The unrest has triggered a flight into dollars, draining the country's foreign reserves which the Central Bank of Egypt said fell to $13.6 billion at the end of January – below the $15 billion level needed to cover three months of imports.
In an effort to avoid a full currency crisis, the Central Bank introduced regular foreign currency auctions in late December. Since then, the pound has weakened by 8.2 percent against the dollar. It was last bid on Wednesday at LE6.7287 to the dollar – a new record low.
Dealers said volumes were thin, with trading switching to a parallel market where the pound was trading weaker still.
Three market participants said the currency had weakened to stand at LE7.2 to the dollar Wednesday compared to levels of around LE6.9 late last week.
"It is probably related to yesterday's downgrade (and) is definitely affecting the supply of US dollars in the market by the Central Bank. It is way too low compared to the demand,"
said one trader, speaking on condition of anonymity. "I think the gap will only widen between official rates and the parallel market as long as the supply-demand ratio is not fulfilled in the banking sector," he added.
The Central Bank held its 21st foreign currency auction Wednesday, selling $38.9 million. The cut-off price was LE6.7188 to the dollar, weaker than Monday's level of LE6.7082.
The Central Bank had offered $40 million at Wednesday's auction – the same amount it offered Monday. They are the smallest amounts on offer since the currency auction system began.
The weighted average bid at the Central Bank auctions determines the pound's price in the interbank market, but the central bank has set a trading band of 0.01 piasters that restricts its movement.
The Egyptian government in December postponed final ratification of a $4.8 billion loan agreement with the IMF because of political unrest in the country at the time.
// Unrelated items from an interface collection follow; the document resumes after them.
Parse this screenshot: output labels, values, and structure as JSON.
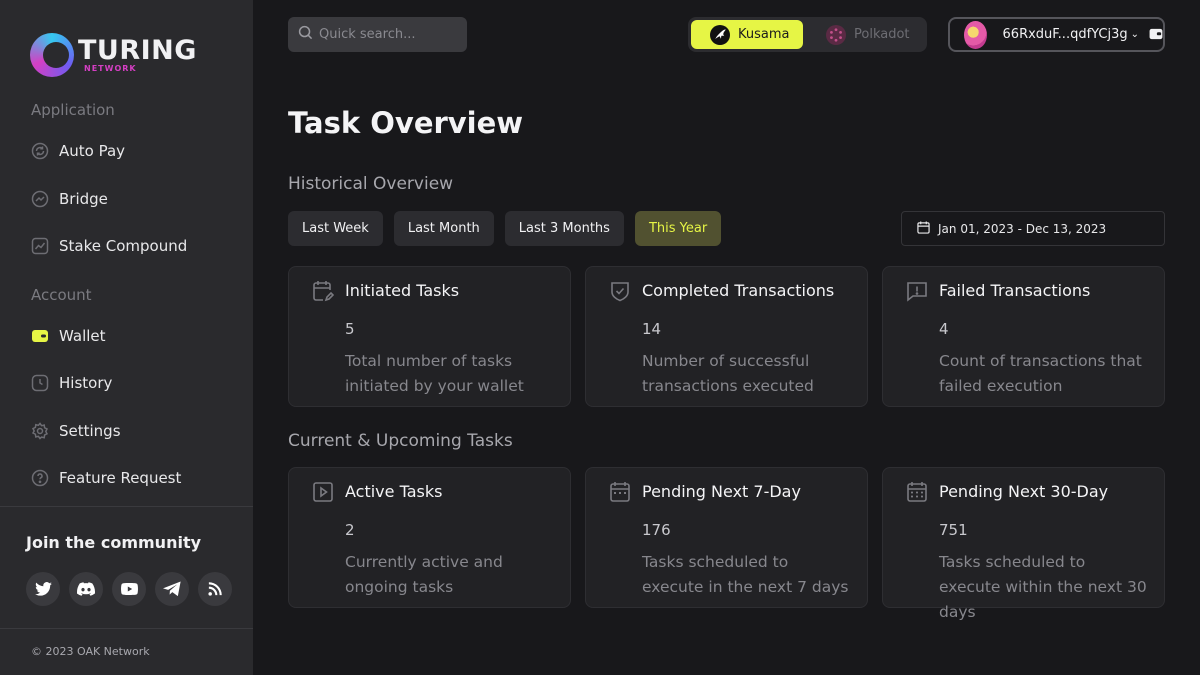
{
  "sidebar": {
    "logo_title": "TURING",
    "logo_subtitle": "NETWORK",
    "section_application": "Application",
    "section_account": "Account",
    "items": [
      {
        "label": "Auto Pay",
        "icon": "auto-pay-icon"
      },
      {
        "label": "Bridge",
        "icon": "bridge-icon"
      },
      {
        "label": "Stake Compound",
        "icon": "chart-icon"
      },
      {
        "label": "Wallet",
        "icon": "wallet-icon"
      },
      {
        "label": "History",
        "icon": "clock-icon"
      },
      {
        "label": "Settings",
        "icon": "gear-icon"
      },
      {
        "label": "Feature Request",
        "icon": "question-icon"
      }
    ],
    "community_title": "Join the community",
    "socials": [
      "twitter-icon",
      "discord-icon",
      "youtube-icon",
      "telegram-icon",
      "rss-icon"
    ],
    "copyright": "© 2023 OAK Network"
  },
  "header": {
    "search_placeholder": "Quick search...",
    "networks": [
      {
        "label": "Kusama",
        "active": true
      },
      {
        "label": "Polkadot",
        "active": false
      }
    ],
    "wallet_address": "66RxduF...qdfYCj3g"
  },
  "main": {
    "title": "Task Overview",
    "historical_title": "Historical Overview",
    "tabs": [
      {
        "label": "Last Week",
        "active": false
      },
      {
        "label": "Last Month",
        "active": false
      },
      {
        "label": "Last 3 Months",
        "active": false
      },
      {
        "label": "This Year",
        "active": true
      }
    ],
    "date_range": "Jan 01, 2023 - Dec 13, 2023",
    "historical_cards": [
      {
        "title": "Initiated Tasks",
        "value": "5",
        "description": "Total number of tasks initiated by your wallet",
        "icon": "calendar-edit-icon"
      },
      {
        "title": "Completed Transactions",
        "value": "14",
        "description": "Number of successful transactions executed",
        "icon": "shield-check-icon"
      },
      {
        "title": "Failed Transactions",
        "value": "4",
        "description": "Count of transactions that failed execution",
        "icon": "message-alert-icon"
      }
    ],
    "upcoming_title": "Current & Upcoming Tasks",
    "upcoming_cards": [
      {
        "title": "Active Tasks",
        "value": "2",
        "description": "Currently active and ongoing tasks",
        "icon": "play-square-icon"
      },
      {
        "title": "Pending Next 7-Day",
        "value": "176",
        "description": "Tasks scheduled to execute in the next 7 days",
        "icon": "calendar-week-icon"
      },
      {
        "title": "Pending Next 30-Day",
        "value": "751",
        "description": "Tasks scheduled to execute within the next 30 days",
        "icon": "calendar-month-icon"
      }
    ]
  },
  "colors": {
    "accent": "#e6f545",
    "sidebar_bg": "#2a2a2d",
    "page_bg": "#18181b",
    "card_bg": "#222225"
  }
}
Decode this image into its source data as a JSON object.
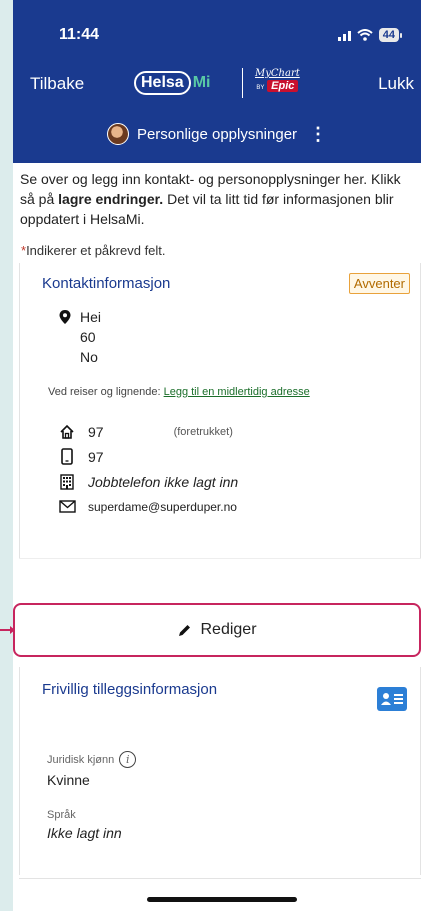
{
  "status_bar": {
    "time": "11:44",
    "battery": "44"
  },
  "nav": {
    "back_label": "Tilbake",
    "close_label": "Lukk",
    "logo_helsa": "Helsa",
    "logo_mi": "Mi",
    "logo_mychart": "MyChart",
    "logo_by": "BY",
    "logo_epic": "Epic"
  },
  "page": {
    "title": "Personlige opplysninger"
  },
  "intro": {
    "text_before": "Se over og legg inn kontakt- og personopplysninger her. Klikk så på ",
    "bold": "lagre endringer.",
    "text_after": " Det vil ta litt tid før informasjonen blir oppdatert i HelsaMi."
  },
  "required_note": {
    "star": "*",
    "text": "Indikerer et påkrevd felt."
  },
  "contact_card": {
    "title": "Kontaktinformasjon",
    "status_badge": "Avventer",
    "address_lines": [
      "Hei",
      "60",
      "No"
    ],
    "temp_prefix": "Ved reiser og lignende: ",
    "temp_link": "Legg til en midlertidig adresse",
    "home_phone": "97",
    "home_pref": "(foretrukket)",
    "mobile_phone": "97",
    "work_phone": "Jobbtelefon ikke lagt inn",
    "email": "superdame@superduper.no"
  },
  "edit_button": {
    "label": "Rediger"
  },
  "extra_card": {
    "title": "Frivillig tilleggsinformasjon",
    "legal_gender_label": "Juridisk kjønn",
    "legal_gender_value": "Kvinne",
    "language_label": "Språk",
    "language_value": "Ikke lagt inn"
  },
  "colors": {
    "header_bg": "#1a3a8f",
    "highlight": "#c7255e",
    "badge_border": "#e9a23b",
    "link_green": "#1b6e2a"
  }
}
Moody's on Tuesday cut Egypt's government bond rating by one notch to B3 from B2, and said it may cut the rating further.